Networking today means more than shaking hands and introducing yourself to other professionals. Social media provides platforms for you to connect with employers and employees from all over the world. Everyone is connected through social media. “The first thing a recruiter or hiring manager hears about you is whatever they read on your social media profile and resume,” says Yate

The most popular professional networking site are LinkedIn, Google+, Twitter, and Facebook. Your social media profiles on these sites can make or break your employment opportunities. Regardless if you choose to use one or all of these sites, you want your profile to stand out and entice employers.

Here are some of Yate’s most useful tips:

Understand Employer Priorities

“Understanding exactly how employers think about, prioritize, and express their needs for the job you need to land will give you objective criteria to guide the development of your social media profiles,” explains Yate.

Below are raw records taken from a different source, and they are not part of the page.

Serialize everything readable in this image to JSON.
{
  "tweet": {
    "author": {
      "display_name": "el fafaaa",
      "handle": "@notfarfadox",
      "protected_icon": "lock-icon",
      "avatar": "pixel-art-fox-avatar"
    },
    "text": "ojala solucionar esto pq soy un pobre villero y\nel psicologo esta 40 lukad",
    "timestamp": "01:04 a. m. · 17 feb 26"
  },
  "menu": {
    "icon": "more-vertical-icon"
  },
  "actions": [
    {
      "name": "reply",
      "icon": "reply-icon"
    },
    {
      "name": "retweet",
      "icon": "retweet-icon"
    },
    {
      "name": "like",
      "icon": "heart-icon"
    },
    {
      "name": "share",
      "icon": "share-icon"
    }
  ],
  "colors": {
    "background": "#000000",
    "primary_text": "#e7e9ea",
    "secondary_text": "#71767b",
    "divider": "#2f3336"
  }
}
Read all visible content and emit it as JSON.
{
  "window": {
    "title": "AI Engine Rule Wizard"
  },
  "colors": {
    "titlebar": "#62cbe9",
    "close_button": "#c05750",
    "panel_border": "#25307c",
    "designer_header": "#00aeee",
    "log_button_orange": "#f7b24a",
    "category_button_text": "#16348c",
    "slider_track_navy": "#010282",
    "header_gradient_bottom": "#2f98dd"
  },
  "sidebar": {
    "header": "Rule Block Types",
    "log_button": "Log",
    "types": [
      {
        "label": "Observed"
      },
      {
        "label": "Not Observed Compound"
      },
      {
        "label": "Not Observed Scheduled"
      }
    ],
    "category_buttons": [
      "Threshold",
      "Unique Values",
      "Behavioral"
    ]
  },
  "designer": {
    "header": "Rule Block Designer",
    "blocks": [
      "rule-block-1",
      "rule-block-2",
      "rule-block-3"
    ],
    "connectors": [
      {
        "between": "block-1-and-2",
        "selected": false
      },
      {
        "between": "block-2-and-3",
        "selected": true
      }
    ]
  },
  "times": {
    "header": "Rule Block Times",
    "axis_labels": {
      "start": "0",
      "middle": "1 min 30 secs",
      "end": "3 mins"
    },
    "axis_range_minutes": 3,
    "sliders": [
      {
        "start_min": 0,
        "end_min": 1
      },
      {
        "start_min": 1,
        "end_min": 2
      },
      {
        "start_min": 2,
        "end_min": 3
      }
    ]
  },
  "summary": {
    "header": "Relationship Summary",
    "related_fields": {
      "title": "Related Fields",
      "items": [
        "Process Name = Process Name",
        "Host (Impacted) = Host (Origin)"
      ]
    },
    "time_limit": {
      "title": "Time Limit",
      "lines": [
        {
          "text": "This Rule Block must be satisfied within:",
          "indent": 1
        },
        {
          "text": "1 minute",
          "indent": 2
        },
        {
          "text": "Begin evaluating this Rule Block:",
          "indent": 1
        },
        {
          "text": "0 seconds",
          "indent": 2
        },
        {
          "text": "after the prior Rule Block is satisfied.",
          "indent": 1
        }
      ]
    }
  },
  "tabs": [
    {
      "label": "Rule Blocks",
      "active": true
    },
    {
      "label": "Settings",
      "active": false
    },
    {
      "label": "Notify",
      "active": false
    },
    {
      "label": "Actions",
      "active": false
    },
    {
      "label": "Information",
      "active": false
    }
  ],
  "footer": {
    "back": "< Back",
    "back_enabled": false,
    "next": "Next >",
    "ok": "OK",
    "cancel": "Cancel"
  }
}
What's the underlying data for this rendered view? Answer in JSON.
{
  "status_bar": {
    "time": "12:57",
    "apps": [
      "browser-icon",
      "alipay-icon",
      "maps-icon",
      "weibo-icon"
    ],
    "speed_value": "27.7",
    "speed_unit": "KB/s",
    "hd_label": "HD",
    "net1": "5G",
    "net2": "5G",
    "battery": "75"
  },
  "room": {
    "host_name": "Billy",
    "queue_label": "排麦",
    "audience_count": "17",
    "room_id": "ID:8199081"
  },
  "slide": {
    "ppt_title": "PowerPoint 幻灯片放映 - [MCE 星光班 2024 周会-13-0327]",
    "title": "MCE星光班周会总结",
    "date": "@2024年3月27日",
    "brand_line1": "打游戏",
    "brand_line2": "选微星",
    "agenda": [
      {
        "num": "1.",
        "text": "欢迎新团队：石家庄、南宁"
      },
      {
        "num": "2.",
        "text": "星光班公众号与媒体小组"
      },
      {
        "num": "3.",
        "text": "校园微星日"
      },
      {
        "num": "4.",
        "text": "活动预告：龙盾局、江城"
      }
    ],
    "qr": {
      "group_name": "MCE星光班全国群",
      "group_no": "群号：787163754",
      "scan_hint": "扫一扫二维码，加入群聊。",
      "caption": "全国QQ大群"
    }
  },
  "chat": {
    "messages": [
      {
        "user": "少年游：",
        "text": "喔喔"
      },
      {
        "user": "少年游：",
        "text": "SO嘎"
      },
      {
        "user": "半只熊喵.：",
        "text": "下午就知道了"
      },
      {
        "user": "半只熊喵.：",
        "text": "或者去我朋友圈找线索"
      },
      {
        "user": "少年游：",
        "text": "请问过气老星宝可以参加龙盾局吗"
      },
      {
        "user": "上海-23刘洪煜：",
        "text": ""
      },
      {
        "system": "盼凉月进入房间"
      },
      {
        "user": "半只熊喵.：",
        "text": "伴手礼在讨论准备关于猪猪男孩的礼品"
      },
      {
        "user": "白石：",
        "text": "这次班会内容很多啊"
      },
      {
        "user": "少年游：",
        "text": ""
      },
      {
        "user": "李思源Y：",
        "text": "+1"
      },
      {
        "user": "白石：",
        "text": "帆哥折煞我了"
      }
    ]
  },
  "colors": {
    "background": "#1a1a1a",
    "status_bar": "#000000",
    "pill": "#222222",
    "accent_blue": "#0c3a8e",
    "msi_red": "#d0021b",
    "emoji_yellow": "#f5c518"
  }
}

Lucky for us, Yate has developed a seven-step tool to help you do this. He calls it the Target Job Deconstruction.

Show, don’t tell: Anyone can say they’re a thinker and a doer, but actually proving you are is what makes you an attractive employee. Use action verbs to show what you can do. Don’t just say you’re innovative and determined, give an example of these traits. You want to thoroughly complete every section of your profile; show potential employers exactly what you did at a prior position. According to Yate’s’ book, LinkedIn Senior Manager for Corporate Communications Krista Canfield shares that the more details, the better – “add some show to your tell.”

Understand the social media site you are using: Although your professional social media profile should remain somewhat consistent, each site has a unique personality that you need to reflect. It’s a good idea to study the different sites to get an idea of each. For example, Twitter is used for brief, quick spurts of information, so your Twitter handle or personal description should be short but effective in presenting your professional self. Google+ uses streams, sparks, and posts, while Facebook uses status updates and sharing features. School yourself in order to put your best social media foot forward.

Clean up your profile: Regardless of what social media site you’re using, there is one common denominator: remain professional. “You need to maintain a consistently professional message across all your chosen networking sites, because recruiters can and do search across all these social media platforms, not only to find initial candidates, but to help winnow candidates throughout the selection cycle,” reminds Yate. This is especially important for candidates who have grown up in the world of social media and have been using it in a sometimes-too-social (read, non-professional) way in the past. If you have anything, including pictures and/or posts that are inappropriate, you should remove it. Yate calls it “cleaning up your digital dirt.” He discovered at a recent convention for college career services that 25 percent of recruiters said they would reject a candidate based on inappropriate social information that’s out there.

Use a professional photo: Visuals are always important. According to Google data, profiles with headshots will always be viewed first. Yate says, “Like it or not, your headshot tells a story, so make sure yours is telling the right story.”

Answer the question “What’s in it for me?”: Potential employers and hiring managers only want the answer to this question. Why should they choose you and what can you provide for their company? In marketing this is known as value proposition- the promise of value to be delivered.

For more information, check out Yate’s book Knock ’em Dead Social Networking: For Job Search and Professional Success.




Leave a Reply

Your email address will not be published. Required fields are marked *